◆ Data for this exercise:
- - - - - - -
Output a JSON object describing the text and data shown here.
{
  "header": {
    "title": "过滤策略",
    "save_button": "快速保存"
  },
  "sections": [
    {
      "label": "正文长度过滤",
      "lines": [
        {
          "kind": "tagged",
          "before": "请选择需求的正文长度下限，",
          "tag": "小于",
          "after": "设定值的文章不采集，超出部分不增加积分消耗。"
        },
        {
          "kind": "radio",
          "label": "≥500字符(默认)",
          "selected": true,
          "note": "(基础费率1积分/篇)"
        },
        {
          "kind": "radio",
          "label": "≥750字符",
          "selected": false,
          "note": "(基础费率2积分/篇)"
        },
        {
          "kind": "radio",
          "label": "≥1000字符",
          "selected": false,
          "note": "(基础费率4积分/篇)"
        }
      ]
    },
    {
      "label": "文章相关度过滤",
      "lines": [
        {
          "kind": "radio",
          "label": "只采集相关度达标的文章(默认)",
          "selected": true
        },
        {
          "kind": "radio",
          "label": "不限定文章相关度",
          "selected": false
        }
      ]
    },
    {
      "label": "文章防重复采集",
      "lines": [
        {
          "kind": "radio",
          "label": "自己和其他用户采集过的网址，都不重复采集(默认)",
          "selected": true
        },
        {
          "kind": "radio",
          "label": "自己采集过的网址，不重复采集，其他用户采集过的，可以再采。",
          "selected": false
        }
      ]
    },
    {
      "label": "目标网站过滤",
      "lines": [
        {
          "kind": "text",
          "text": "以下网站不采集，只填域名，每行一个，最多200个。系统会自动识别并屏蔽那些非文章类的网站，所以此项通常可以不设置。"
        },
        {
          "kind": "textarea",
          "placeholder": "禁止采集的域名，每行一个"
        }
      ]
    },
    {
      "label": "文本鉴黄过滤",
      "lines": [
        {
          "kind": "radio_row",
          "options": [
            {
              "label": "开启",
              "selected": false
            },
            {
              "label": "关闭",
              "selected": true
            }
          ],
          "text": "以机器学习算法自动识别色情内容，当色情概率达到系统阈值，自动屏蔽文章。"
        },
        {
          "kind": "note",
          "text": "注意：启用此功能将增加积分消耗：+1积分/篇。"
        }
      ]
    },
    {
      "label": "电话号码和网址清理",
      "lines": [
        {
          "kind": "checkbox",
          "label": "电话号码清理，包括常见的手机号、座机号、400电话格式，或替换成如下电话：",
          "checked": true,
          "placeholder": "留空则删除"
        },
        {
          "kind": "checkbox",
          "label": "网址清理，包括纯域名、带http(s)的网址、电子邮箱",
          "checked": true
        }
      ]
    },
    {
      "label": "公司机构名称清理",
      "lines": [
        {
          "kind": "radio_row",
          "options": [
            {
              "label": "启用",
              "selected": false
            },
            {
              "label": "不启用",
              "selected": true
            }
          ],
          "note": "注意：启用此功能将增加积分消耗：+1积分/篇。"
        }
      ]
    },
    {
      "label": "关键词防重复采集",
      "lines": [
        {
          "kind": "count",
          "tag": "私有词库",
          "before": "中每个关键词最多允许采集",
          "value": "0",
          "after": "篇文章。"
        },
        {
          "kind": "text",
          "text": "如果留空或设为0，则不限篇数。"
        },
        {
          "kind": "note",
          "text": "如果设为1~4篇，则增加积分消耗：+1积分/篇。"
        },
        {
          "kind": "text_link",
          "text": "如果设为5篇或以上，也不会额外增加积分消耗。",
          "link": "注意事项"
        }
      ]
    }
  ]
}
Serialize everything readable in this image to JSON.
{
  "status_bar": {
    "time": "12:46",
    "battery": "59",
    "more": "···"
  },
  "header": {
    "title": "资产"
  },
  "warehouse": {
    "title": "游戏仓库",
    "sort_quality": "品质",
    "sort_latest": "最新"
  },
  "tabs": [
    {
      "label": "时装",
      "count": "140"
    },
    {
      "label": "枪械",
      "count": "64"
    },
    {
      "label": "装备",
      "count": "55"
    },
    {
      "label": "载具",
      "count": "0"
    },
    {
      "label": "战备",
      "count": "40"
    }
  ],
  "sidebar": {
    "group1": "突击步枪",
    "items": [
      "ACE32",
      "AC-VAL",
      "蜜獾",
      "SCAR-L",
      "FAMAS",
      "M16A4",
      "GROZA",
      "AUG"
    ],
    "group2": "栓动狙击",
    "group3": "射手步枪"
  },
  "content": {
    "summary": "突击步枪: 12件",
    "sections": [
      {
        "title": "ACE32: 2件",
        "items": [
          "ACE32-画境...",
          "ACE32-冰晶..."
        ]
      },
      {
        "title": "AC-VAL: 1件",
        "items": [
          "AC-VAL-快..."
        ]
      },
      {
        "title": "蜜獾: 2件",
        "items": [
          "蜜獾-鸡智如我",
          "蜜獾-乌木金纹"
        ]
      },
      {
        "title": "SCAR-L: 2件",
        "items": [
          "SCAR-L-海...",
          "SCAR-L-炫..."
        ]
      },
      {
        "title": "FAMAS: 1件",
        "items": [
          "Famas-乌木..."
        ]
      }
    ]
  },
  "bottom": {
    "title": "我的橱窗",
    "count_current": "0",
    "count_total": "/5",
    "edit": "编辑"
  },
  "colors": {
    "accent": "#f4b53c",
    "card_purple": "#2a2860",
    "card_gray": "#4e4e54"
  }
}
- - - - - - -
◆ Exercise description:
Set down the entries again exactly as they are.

◆ Task solution:
Output a JSON object describing the text and data shown here.
{
  "header": {
    "title": "过滤策略",
    "save_button": "快速保存"
  },
  "sections": [
    {
      "label": "正文长度过滤",
      "lines": [
        {
          "kind": "tagged",
          "before": "请选择需求的正文长度下限，",
          "tag": "小于",
          "after": "设定值的文章不采集，超出部分不增加积分消耗。"
        },
        {
          "kind": "radio",
          "label": "≥500字符(默认)",
          "selected": true,
          "note": "(基础费率1积分/篇)"
        },
        {
          "kind": "radio",
          "label": "≥750字符",
          "selected": false,
          "note": "(基础费率2积分/篇)"
        },
        {
          "kind": "radio",
          "label": "≥1000字符",
          "selected": false,
          "note": "(基础费率4积分/篇)"
        }
      ]
    },
    {
      "label": "文章相关度过滤",
      "lines": [
        {
          "kind": "radio",
          "label": "只采集相关度达标的文章(默认)",
          "selected": true
        },
        {
          "kind": "radio",
          "label": "不限定文章相关度",
          "selected": false
        }
      ]
    },
    {
      "label": "文章防重复采集",
      "lines": [
        {
          "kind": "radio",
          "label": "自己和其他用户采集过的网址，都不重复采集(默认)",
          "selected": true
        },
        {
          "kind": "radio",
          "label": "自己采集过的网址，不重复采集，其他用户采集过的，可以再采。",
          "selected": false
        }
      ]
    },
    {
      "label": "目标网站过滤",
      "lines": [
        {
          "kind": "text",
          "text": "以下网站不采集，只填域名，每行一个，最多200个。系统会自动识别并屏蔽那些非文章类的网站，所以此项通常可以不设置。"
        },
        {
          "kind": "textarea",
          "placeholder": "禁止采集的域名，每行一个"
        }
      ]
    },
    {
      "label": "文本鉴黄过滤",
      "lines": [
        {
          "kind": "radio_row",
          "options": [
            {
              "label": "开启",
              "selected": false
            },
            {
              "label": "关闭",
              "selected": true
            }
          ],
          "text": "以机器学习算法自动识别色情内容，当色情概率达到系统阈值，自动屏蔽文章。"
        },
        {
          "kind": "note",
          "text": "注意：启用此功能将增加积分消耗：+1积分/篇。"
        }
      ]
    },
    {
      "label": "电话号码和网址清理",
      "lines": [
        {
          "kind": "checkbox",
          "label": "电话号码清理，包括常见的手机号、座机号、400电话格式，或替换成如下电话：",
          "checked": true,
          "placeholder": "留空则删除"
        },
        {
          "kind": "checkbox",
          "label": "网址清理，包括纯域名、带http(s)的网址、电子邮箱",
          "checked": true
        }
      ]
    },
    {
      "label": "公司机构名称清理",
      "lines": [
        {
          "kind": "radio_row",
          "options": [
            {
              "label": "启用",
              "selected": false
            },
            {
              "label": "不启用",
              "selected": true
            }
          ],
          "note": "注意：启用此功能将增加积分消耗：+1积分/篇。"
        }
      ]
    },
    {
      "label": "关键词防重复采集",
      "lines": [
        {
          "kind": "count",
          "tag": "私有词库",
          "before": "中每个关键词最多允许采集",
          "value": "0",
          "after": "篇文章。"
        },
        {
          "kind": "text",
          "text": "如果留空或设为0，则不限篇数。"
        },
        {
          "kind": "note",
          "text": "如果设为1~4篇，则增加积分消耗：+1积分/篇。"
        },
        {
          "kind": "text_link",
          "text": "如果设为5篇或以上，也不会额外增加积分消耗。",
          "link": "注意事项"
        }
      ]
    }
  ]
}
Serialize everything readable in this image to JSON.
{
  "status_bar": {
    "time": "12:46",
    "battery": "59",
    "more": "···"
  },
  "header": {
    "title": "资产"
  },
  "warehouse": {
    "title": "游戏仓库",
    "sort_quality": "品质",
    "sort_latest": "最新"
  },
  "tabs": [
    {
      "label": "时装",
      "count": "140"
    },
    {
      "label": "枪械",
      "count": "64"
    },
    {
      "label": "装备",
      "count": "55"
    },
    {
      "label": "载具",
      "count": "0"
    },
    {
      "label": "战备",
      "count": "40"
    }
  ],
  "sidebar": {
    "group1": "突击步枪",
    "items": [
      "ACE32",
      "AC-VAL",
      "蜜獾",
      "SCAR-L",
      "FAMAS",
      "M16A4",
      "GROZA",
      "AUG"
    ],
    "group2": "栓动狙击",
    "group3": "射手步枪"
  },
  "content": {
    "summary": "突击步枪: 12件",
    "sections": [
      {
        "title": "ACE32: 2件",
        "items": [
          "ACE32-画境...",
          "ACE32-冰晶..."
        ]
      },
      {
        "title": "AC-VAL: 1件",
        "items": [
          "AC-VAL-快..."
        ]
      },
      {
        "title": "蜜獾: 2件",
        "items": [
          "蜜獾-鸡智如我",
          "蜜獾-乌木金纹"
        ]
      },
      {
        "title": "SCAR-L: 2件",
        "items": [
          "SCAR-L-海...",
          "SCAR-L-炫..."
        ]
      },
      {
        "title": "FAMAS: 1件",
        "items": [
          "Famas-乌木..."
        ]
      }
    ]
  },
  "bottom": {
    "title": "我的橱窗",
    "count_current": "0",
    "count_total": "/5",
    "edit": "编辑"
  },
  "colors": {
    "accent": "#f4b53c",
    "card_purple": "#2a2860",
    "card_gray": "#4e4e54"
  }
}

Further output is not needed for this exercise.